This exercise asks for every line of the material that includes the word "marzo".

*** Opening Excerpted records ***

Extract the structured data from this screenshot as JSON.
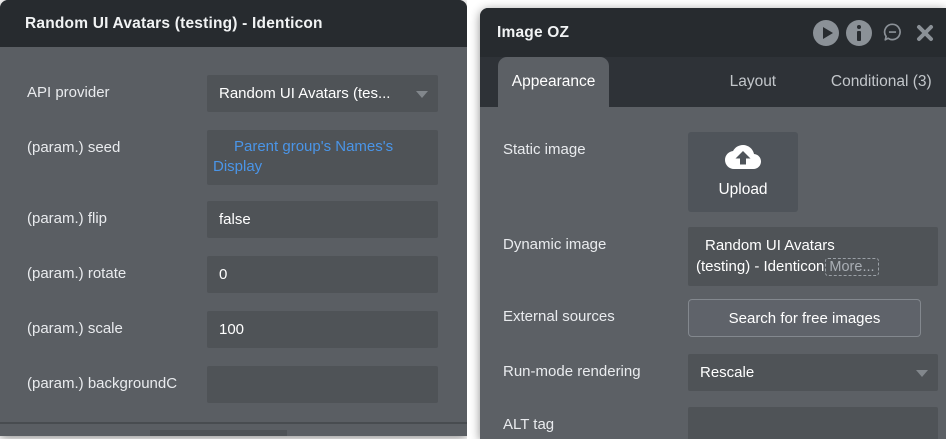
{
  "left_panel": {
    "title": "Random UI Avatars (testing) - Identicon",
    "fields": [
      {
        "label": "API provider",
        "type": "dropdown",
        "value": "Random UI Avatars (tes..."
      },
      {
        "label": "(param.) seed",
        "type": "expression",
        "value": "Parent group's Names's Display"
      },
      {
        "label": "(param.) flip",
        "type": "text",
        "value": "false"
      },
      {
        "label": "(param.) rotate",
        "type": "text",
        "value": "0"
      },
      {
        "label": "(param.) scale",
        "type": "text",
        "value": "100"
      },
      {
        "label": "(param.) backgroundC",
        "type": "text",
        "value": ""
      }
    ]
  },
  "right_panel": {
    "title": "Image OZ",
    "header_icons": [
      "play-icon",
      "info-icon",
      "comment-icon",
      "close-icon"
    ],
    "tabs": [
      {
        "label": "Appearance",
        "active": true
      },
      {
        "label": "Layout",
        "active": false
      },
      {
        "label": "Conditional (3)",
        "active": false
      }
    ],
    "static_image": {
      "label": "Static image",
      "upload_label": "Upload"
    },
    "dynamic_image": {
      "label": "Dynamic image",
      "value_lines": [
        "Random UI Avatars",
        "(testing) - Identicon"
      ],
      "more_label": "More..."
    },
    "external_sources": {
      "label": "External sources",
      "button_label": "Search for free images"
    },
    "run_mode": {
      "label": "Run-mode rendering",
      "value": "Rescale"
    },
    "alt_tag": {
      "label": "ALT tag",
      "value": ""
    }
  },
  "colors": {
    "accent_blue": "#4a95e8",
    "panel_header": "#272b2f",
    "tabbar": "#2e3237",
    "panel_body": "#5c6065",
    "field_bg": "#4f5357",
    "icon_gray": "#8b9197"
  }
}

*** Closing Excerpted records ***
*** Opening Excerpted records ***

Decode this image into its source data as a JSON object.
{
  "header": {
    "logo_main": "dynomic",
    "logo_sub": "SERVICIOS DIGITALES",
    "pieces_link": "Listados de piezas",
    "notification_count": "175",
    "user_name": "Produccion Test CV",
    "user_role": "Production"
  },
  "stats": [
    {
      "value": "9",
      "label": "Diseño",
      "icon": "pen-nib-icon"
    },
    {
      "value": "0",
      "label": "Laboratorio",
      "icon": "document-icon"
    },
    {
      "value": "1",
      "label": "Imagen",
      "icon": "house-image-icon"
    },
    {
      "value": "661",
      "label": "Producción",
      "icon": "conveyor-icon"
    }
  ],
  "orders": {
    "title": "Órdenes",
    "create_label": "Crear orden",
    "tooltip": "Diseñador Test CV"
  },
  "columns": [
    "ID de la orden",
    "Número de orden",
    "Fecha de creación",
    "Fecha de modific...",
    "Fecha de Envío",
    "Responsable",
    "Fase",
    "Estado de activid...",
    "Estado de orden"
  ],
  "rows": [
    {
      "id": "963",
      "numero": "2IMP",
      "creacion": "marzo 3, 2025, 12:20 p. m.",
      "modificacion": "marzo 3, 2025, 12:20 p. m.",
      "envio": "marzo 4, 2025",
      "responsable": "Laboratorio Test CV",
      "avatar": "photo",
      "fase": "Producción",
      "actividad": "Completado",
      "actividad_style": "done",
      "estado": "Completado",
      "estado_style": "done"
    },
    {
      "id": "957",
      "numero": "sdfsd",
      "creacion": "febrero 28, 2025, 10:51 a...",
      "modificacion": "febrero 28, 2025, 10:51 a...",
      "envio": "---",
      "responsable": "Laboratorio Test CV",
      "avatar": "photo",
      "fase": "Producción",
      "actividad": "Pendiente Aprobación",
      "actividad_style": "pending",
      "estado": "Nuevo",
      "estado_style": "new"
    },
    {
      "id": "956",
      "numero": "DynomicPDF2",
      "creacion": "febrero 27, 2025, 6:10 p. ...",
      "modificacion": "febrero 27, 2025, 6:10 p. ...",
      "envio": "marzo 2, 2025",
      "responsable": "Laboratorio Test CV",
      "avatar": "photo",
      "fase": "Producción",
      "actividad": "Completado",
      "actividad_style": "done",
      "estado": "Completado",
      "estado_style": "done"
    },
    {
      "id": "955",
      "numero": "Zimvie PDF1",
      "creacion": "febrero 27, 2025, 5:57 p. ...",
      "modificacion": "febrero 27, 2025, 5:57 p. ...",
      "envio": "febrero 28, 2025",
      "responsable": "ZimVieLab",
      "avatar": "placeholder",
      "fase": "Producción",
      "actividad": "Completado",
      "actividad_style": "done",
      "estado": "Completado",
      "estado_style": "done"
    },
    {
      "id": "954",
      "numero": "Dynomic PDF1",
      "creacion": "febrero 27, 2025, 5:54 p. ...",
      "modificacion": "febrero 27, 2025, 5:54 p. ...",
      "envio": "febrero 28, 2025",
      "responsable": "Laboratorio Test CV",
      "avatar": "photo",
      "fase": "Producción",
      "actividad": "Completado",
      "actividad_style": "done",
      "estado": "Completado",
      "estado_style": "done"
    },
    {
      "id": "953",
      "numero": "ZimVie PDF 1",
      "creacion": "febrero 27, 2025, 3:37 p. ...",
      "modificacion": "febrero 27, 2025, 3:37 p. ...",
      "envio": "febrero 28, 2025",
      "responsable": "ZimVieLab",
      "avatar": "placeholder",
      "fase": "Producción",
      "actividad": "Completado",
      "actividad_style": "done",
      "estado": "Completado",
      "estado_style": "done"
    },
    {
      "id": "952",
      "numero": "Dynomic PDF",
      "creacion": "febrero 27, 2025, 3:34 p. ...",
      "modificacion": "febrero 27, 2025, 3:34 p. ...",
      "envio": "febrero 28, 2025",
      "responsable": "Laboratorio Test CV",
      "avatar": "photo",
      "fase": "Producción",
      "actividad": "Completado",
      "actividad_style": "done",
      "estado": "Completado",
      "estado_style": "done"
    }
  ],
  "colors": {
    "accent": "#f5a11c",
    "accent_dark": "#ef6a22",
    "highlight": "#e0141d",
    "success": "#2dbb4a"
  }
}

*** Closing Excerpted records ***

Worked solution >>
      "creacion": "marzo 3, 2025, 12:20 p. m.",
      "modificacion": "marzo 3, 2025, 12:20 p. m.",
      "envio": "marzo 4, 2025",
      "envio": "marzo 2, 2025",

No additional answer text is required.